What is a relationship? And what constitutes a good relationship? There are infinite varieties of human connections, and yet in Three Little Words, Jenny Holiday gives her protagonists the onus and latitude to explore the depth and breadth of these two questions and how they pertain to the two of them.
Gia Gallo and Bennett Buchanan are bridesmaid and best man, respectively, in their best friends’ wedding. This is the only tie they have.
Their lives couldn’t be any different. Gia is a super model with no fixed home. She lives out of a suitcase in fabulous locations all around the world — her exceptional beauty translating into wealth. Bennett is a Southern transplant to NYC with deep roots in Charleston. He is a celebrated chef serving superbly crafted Cajun food in his restaurant to high-paying and non-paying clientele. She does not know what to do with her riches; he does not know how to pay for his dream of opening a charitable restaurant. You would think that this would be the meet cute of their relationship. But nothing by Holiday is as obvious as that.
Both of their childhoods were marked by the depredations against their psyche by their cold, strong-willed, domineering mothers.

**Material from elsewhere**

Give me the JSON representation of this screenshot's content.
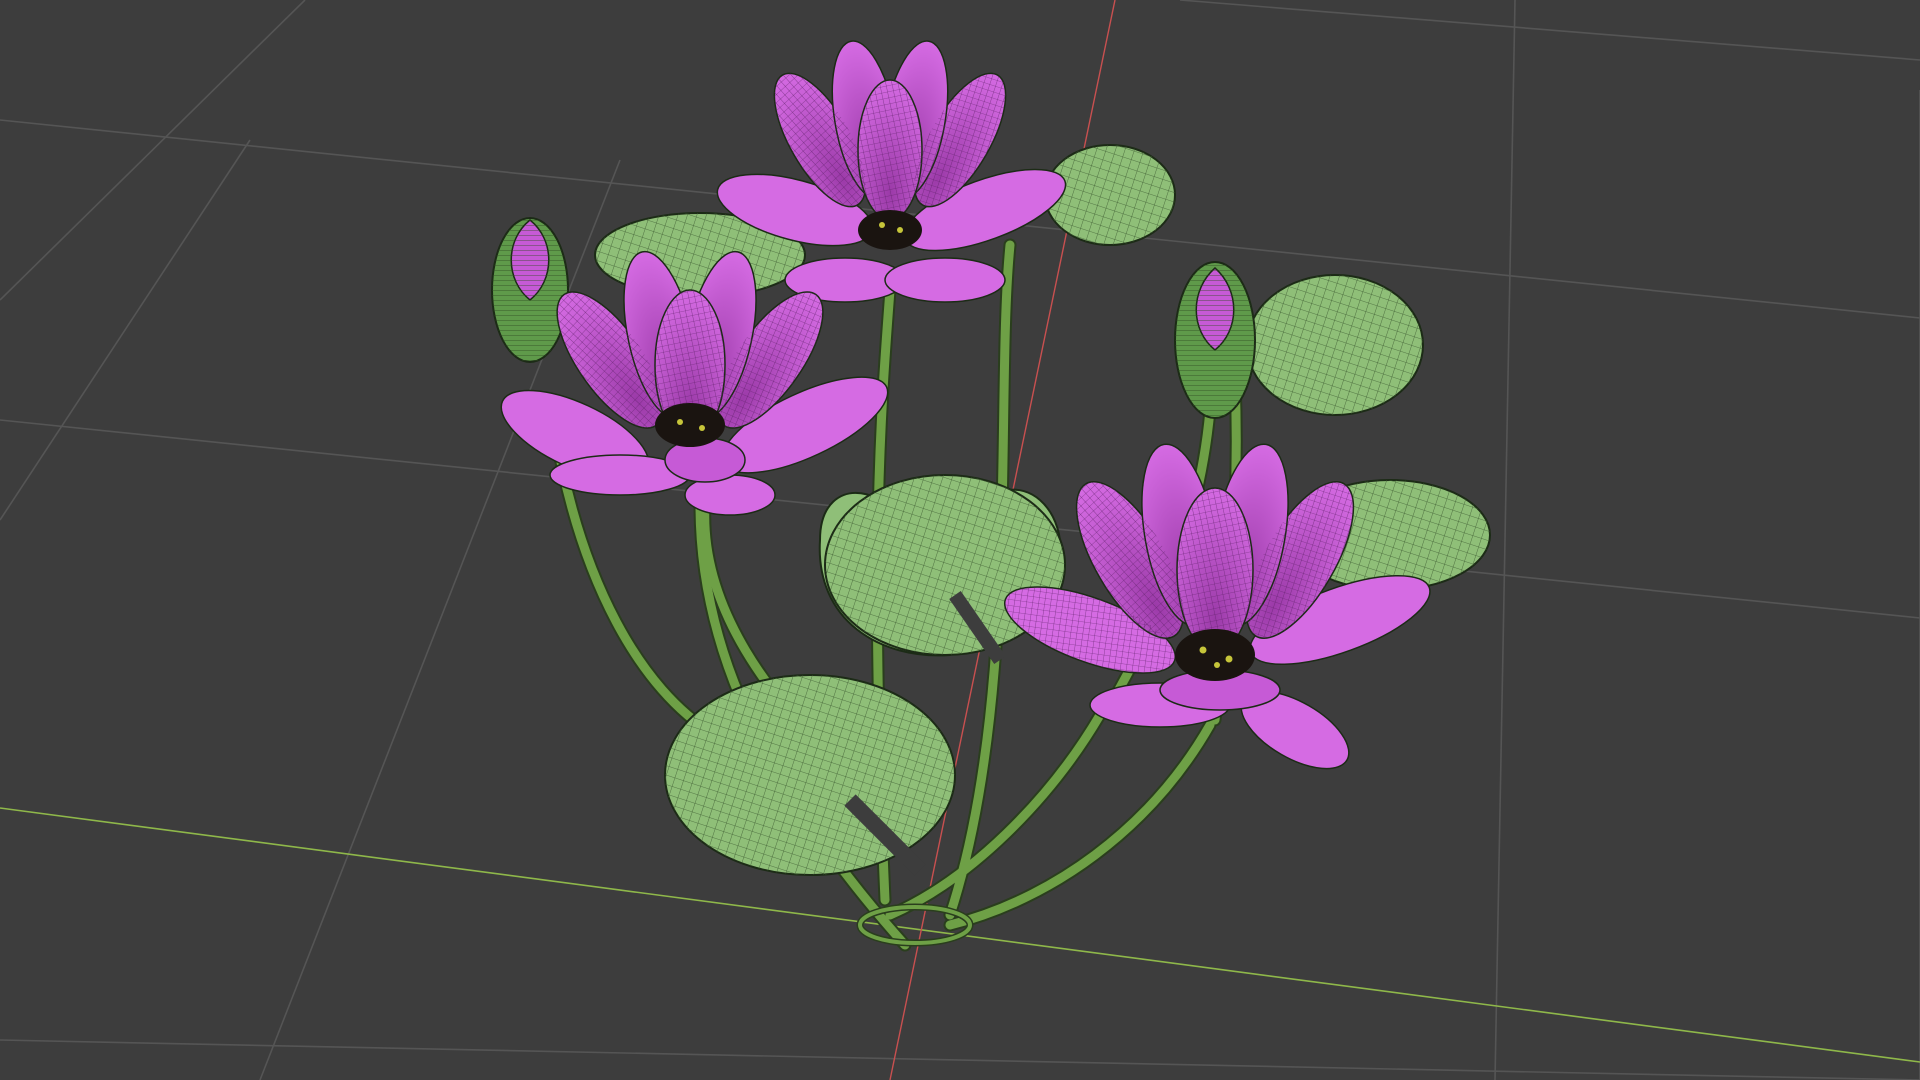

Gia has been made to feel unloved and incapable of love with her only value her beauty. But to him, her beauty is incidental to who she is. What is truly important to him is her “Gia Effect” as he calls it — how she makes the world a better place for those around her by sensing what they need and providing it to them. He shows her how her casual sexual hookups are not the only association she can have with a man. She wants to always be the one to leave before someone throws her over. She feels men are drawn to her beauty and shallow meaningless links are all she will have with them. He shows her how much more meaningful an emotional connection in a long-term relationship is for the heart and soul. With him, she feels seen and appreciated for who she is deep down, not her surface shell. He gives her back to herself – whereas, she was looking outward to her value, he has her look inward to seek her true value.
Bennett was thrown out of the house in his late teens for his drug habit. He only survived to have the chance at a life of beauty and achievement because of the kindness of a Charleston chef, who plucked him off the streets and through tough love gave him the discipline and training to develop his talent with food. He goes on to NYC to seek fame and fortune, but his Southern origins are deeply embedded in his heart. She shows him how it is possible to have Charleston back in his life and how to deal with the estrangement with his family, which has been silently tearing him apart.
The three friends Gia made in college have been the bulwark against the stark back-biting world of her profession. Similarly, Bennett’s best friend is his anchor in the competitive world of NYC restaurant business. But with each other, Gia and Bennett find something more precious than what they have with their friends — that is an understanding and an acceptance that is bone-deep and constant.
She admits to him that she has a problem with food. When younger women with thinner bodies are coming up fast behind her, her age and slowing metabolism are cannibalizing her career. She is terrified that without modeling, she has no skills to survive, so the only thing she can control is what she puts in her mouth. He admits, not in so many words, that he is continually atoning for his years-old drug habit that ruined two lives. He keeps a tight rein on all his impulses because only in strictly molding himself into his ideal of a man will he be personally successful.
They shore each other up. They shake each other out of their complacency. They share their innermost fears knowing that those feelings will be treated with exquisite care and understanding. They show each other a world that is different from their assumptions. They hold up a mirror to each other so they can recognize and celebrate the wonderfulness lurking beneath the surface. Yes, there is the trust and respect without which no relationship can go forward, but there is so much more to their connection than that. Every moment together, they show each other how much they treasure them. And treasure is the word here, because so far in their lives, neither of them has had anyone who treasured them. They both grow taller and closer in the sunlight of that regard.
Holiday is a writer who truly understands how to craft deeply meaningful contemporary stories because of her nuanced understanding of modern human emotions. I have read the other novels and novellas in the Bridesmaids Behaving Badly series, and they are all wonderful. A series worth investing your reading time in.